• Problem: In full and without alteration, write out the data below.

Stored dataset items
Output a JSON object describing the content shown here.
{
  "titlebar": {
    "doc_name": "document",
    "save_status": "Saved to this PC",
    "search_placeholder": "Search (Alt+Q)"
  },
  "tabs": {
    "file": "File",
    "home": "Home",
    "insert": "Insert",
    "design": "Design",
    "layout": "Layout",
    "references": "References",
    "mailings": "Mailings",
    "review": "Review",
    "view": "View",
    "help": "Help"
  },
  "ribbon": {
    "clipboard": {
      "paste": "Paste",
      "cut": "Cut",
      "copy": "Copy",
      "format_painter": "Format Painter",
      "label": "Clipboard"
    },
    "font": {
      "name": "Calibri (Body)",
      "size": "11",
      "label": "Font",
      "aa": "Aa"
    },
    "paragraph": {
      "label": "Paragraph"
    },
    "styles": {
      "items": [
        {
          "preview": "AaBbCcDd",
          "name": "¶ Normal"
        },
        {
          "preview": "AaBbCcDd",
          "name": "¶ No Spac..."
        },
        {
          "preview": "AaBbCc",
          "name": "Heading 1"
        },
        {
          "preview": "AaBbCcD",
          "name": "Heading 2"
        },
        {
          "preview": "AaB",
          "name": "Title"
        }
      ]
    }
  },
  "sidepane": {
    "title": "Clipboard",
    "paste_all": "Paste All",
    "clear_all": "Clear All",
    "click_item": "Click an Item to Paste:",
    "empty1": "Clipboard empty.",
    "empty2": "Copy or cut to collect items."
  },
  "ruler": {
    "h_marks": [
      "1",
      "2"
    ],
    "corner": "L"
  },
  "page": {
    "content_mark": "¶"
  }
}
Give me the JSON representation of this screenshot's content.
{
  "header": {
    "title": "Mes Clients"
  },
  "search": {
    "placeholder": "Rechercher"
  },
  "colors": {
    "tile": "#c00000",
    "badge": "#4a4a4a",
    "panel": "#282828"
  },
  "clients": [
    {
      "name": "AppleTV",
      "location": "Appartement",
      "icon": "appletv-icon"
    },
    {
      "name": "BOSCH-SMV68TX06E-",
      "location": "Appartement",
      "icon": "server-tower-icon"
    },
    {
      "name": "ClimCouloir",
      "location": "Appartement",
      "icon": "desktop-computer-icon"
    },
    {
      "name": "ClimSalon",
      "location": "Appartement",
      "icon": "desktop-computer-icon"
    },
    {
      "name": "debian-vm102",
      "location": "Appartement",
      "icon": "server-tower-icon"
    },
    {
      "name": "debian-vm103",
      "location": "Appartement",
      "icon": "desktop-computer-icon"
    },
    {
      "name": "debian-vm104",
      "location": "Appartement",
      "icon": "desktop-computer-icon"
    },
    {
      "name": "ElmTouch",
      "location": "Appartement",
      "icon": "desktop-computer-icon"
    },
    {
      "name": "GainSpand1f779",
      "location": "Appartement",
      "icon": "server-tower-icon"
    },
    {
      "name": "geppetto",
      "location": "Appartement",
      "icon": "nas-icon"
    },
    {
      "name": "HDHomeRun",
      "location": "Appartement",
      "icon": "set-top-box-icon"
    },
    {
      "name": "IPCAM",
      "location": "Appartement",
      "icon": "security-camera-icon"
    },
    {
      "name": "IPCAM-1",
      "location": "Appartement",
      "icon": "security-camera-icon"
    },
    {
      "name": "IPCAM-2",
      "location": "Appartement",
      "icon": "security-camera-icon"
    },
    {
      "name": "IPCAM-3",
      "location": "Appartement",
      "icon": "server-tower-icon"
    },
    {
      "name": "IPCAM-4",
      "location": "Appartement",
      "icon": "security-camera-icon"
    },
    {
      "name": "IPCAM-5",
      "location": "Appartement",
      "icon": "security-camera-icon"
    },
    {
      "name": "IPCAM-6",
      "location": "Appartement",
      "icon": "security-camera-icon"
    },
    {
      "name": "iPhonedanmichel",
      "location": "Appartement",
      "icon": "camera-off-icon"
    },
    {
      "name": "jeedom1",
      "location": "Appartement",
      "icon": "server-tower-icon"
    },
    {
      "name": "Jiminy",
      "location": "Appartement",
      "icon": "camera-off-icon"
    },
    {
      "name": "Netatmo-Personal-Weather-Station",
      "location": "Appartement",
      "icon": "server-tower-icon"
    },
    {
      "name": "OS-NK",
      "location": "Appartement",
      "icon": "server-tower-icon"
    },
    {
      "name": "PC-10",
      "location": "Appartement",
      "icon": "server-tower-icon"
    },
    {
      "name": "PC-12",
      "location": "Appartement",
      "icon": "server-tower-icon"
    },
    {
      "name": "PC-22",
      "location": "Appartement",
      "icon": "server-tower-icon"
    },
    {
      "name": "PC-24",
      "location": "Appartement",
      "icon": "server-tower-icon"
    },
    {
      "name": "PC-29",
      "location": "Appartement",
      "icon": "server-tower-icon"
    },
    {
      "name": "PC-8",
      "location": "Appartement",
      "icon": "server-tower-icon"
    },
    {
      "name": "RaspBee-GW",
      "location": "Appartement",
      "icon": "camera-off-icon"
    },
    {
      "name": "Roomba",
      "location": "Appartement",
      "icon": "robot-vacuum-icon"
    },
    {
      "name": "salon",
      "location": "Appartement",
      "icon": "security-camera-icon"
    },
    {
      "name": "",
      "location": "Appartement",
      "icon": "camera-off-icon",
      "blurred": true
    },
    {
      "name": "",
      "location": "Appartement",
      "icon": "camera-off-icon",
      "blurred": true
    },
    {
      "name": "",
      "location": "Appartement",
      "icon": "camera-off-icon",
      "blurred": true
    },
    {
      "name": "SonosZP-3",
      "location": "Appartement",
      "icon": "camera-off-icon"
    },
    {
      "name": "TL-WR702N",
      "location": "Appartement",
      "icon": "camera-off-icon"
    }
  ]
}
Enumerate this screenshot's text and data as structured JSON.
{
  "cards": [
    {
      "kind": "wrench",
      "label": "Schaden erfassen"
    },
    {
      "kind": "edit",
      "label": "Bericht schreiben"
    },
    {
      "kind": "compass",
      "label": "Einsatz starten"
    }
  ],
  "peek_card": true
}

• Answer below:
Output a JSON object describing the content shown here.
{
  "titlebar": {
    "doc_name": "document",
    "save_status": "Saved to this PC",
    "search_placeholder": "Search (Alt+Q)"
  },
  "tabs": {
    "file": "File",
    "home": "Home",
    "insert": "Insert",
    "design": "Design",
    "layout": "Layout",
    "references": "References",
    "mailings": "Mailings",
    "review": "Review",
    "view": "View",
    "help": "Help"
  },
  "ribbon": {
    "clipboard": {
      "paste": "Paste",
      "cut": "Cut",
      "copy": "Copy",
      "format_painter": "Format Painter",
      "label": "Clipboard"
    },
    "font": {
      "name": "Calibri (Body)",
      "size": "11",
      "label": "Font",
      "aa": "Aa"
    },
    "paragraph": {
      "label": "Paragraph"
    },
    "styles": {
      "items": [
        {
          "preview": "AaBbCcDd",
          "name": "¶ Normal"
        },
        {
          "preview": "AaBbCcDd",
          "name": "¶ No Spac..."
        },
        {
          "preview": "AaBbCc",
          "name": "Heading 1"
        },
        {
          "preview": "AaBbCcD",
          "name": "Heading 2"
        },
        {
          "preview": "AaB",
          "name": "Title"
        }
      ]
    }
  },
  "sidepane": {
    "title": "Clipboard",
    "paste_all": "Paste All",
    "clear_all": "Clear All",
    "click_item": "Click an Item to Paste:",
    "empty1": "Clipboard empty.",
    "empty2": "Copy or cut to collect items."
  },
  "ruler": {
    "h_marks": [
      "1",
      "2"
    ],
    "corner": "L"
  },
  "page": {
    "content_mark": "¶"
  }
}
Give me the JSON representation of this screenshot's content.
{
  "header": {
    "title": "Mes Clients"
  },
  "search": {
    "placeholder": "Rechercher"
  },
  "colors": {
    "tile": "#c00000",
    "badge": "#4a4a4a",
    "panel": "#282828"
  },
  "clients": [
    {
      "name": "AppleTV",
      "location": "Appartement",
      "icon": "appletv-icon"
    },
    {
      "name": "BOSCH-SMV68TX06E-",
      "location": "Appartement",
      "icon": "server-tower-icon"
    },
    {
      "name": "ClimCouloir",
      "location": "Appartement",
      "icon": "desktop-computer-icon"
    },
    {
      "name": "ClimSalon",
      "location": "Appartement",
      "icon": "desktop-computer-icon"
    },
    {
      "name": "debian-vm102",
      "location": "Appartement",
      "icon": "server-tower-icon"
    },
    {
      "name": "debian-vm103",
      "location": "Appartement",
      "icon": "desktop-computer-icon"
    },
    {
      "name": "debian-vm104",
      "location": "Appartement",
      "icon": "desktop-computer-icon"
    },
    {
      "name": "ElmTouch",
      "location": "Appartement",
      "icon": "desktop-computer-icon"
    },
    {
      "name": "GainSpand1f779",
      "location": "Appartement",
      "icon": "server-tower-icon"
    },
    {
      "name": "geppetto",
      "location": "Appartement",
      "icon": "nas-icon"
    },
    {
      "name": "HDHomeRun",
      "location": "Appartement",
      "icon": "set-top-box-icon"
    },
    {
      "name": "IPCAM",
      "location": "Appartement",
      "icon": "security-camera-icon"
    },
    {
      "name": "IPCAM-1",
      "location": "Appartement",
      "icon": "security-camera-icon"
    },
    {
      "name": "IPCAM-2",
      "location": "Appartement",
      "icon": "security-camera-icon"
    },
    {
      "name": "IPCAM-3",
      "location": "Appartement",
      "icon": "server-tower-icon"
    },
    {
      "name": "IPCAM-4",
      "location": "Appartement",
      "icon": "security-camera-icon"
    },
    {
      "name": "IPCAM-5",
      "location": "Appartement",
      "icon": "security-camera-icon"
    },
    {
      "name": "IPCAM-6",
      "location": "Appartement",
      "icon": "security-camera-icon"
    },
    {
      "name": "iPhonedanmichel",
      "location": "Appartement",
      "icon": "camera-off-icon"
    },
    {
      "name": "jeedom1",
      "location": "Appartement",
      "icon": "server-tower-icon"
    },
    {
      "name": "Jiminy",
      "location": "Appartement",
      "icon": "camera-off-icon"
    },
    {
      "name": "Netatmo-Personal-Weather-Station",
      "location": "Appartement",
      "icon": "server-tower-icon"
    },
    {
      "name": "OS-NK",
      "location": "Appartement",
      "icon": "server-tower-icon"
    },
    {
      "name": "PC-10",
      "location": "Appartement",
      "icon": "server-tower-icon"
    },
    {
      "name": "PC-12",
      "location": "Appartement",
      "icon": "server-tower-icon"
    },
    {
      "name": "PC-22",
      "location": "Appartement",
      "icon": "server-tower-icon"
    },
    {
      "name": "PC-24",
      "location": "Appartement",
      "icon": "server-tower-icon"
    },
    {
      "name": "PC-29",
      "location": "Appartement",
      "icon": "server-tower-icon"
    },
    {
      "name": "PC-8",
      "location": "Appartement",
      "icon": "server-tower-icon"
    },
    {
      "name": "RaspBee-GW",
      "location": "Appartement",
      "icon": "camera-off-icon"
    },
    {
      "name": "Roomba",
      "location": "Appartement",
      "icon": "robot-vacuum-icon"
    },
    {
      "name": "salon",
      "location": "Appartement",
      "icon": "security-camera-icon"
    },
    {
      "name": "",
      "location": "Appartement",
      "icon": "camera-off-icon",
      "blurred": true
    },
    {
      "name": "",
      "location": "Appartement",
      "icon": "camera-off-icon",
      "blurred": true
    },
    {
      "name": "",
      "location": "Appartement",
      "icon": "camera-off-icon",
      "blurred": true
    },
    {
      "name": "SonosZP-3",
      "location": "Appartement",
      "icon": "camera-off-icon"
    },
    {
      "name": "TL-WR702N",
      "location": "Appartement",
      "icon": "camera-off-icon"
    }
  ]
}
Enumerate this screenshot's text and data as structured JSON.
{
  "cards": [
    {
      "kind": "wrench",
      "label": "Schaden erfassen"
    },
    {
      "kind": "edit",
      "label": "Bericht schreiben"
    },
    {
      "kind": "compass",
      "label": "Einsatz starten"
    }
  ],
  "peek_card": true
}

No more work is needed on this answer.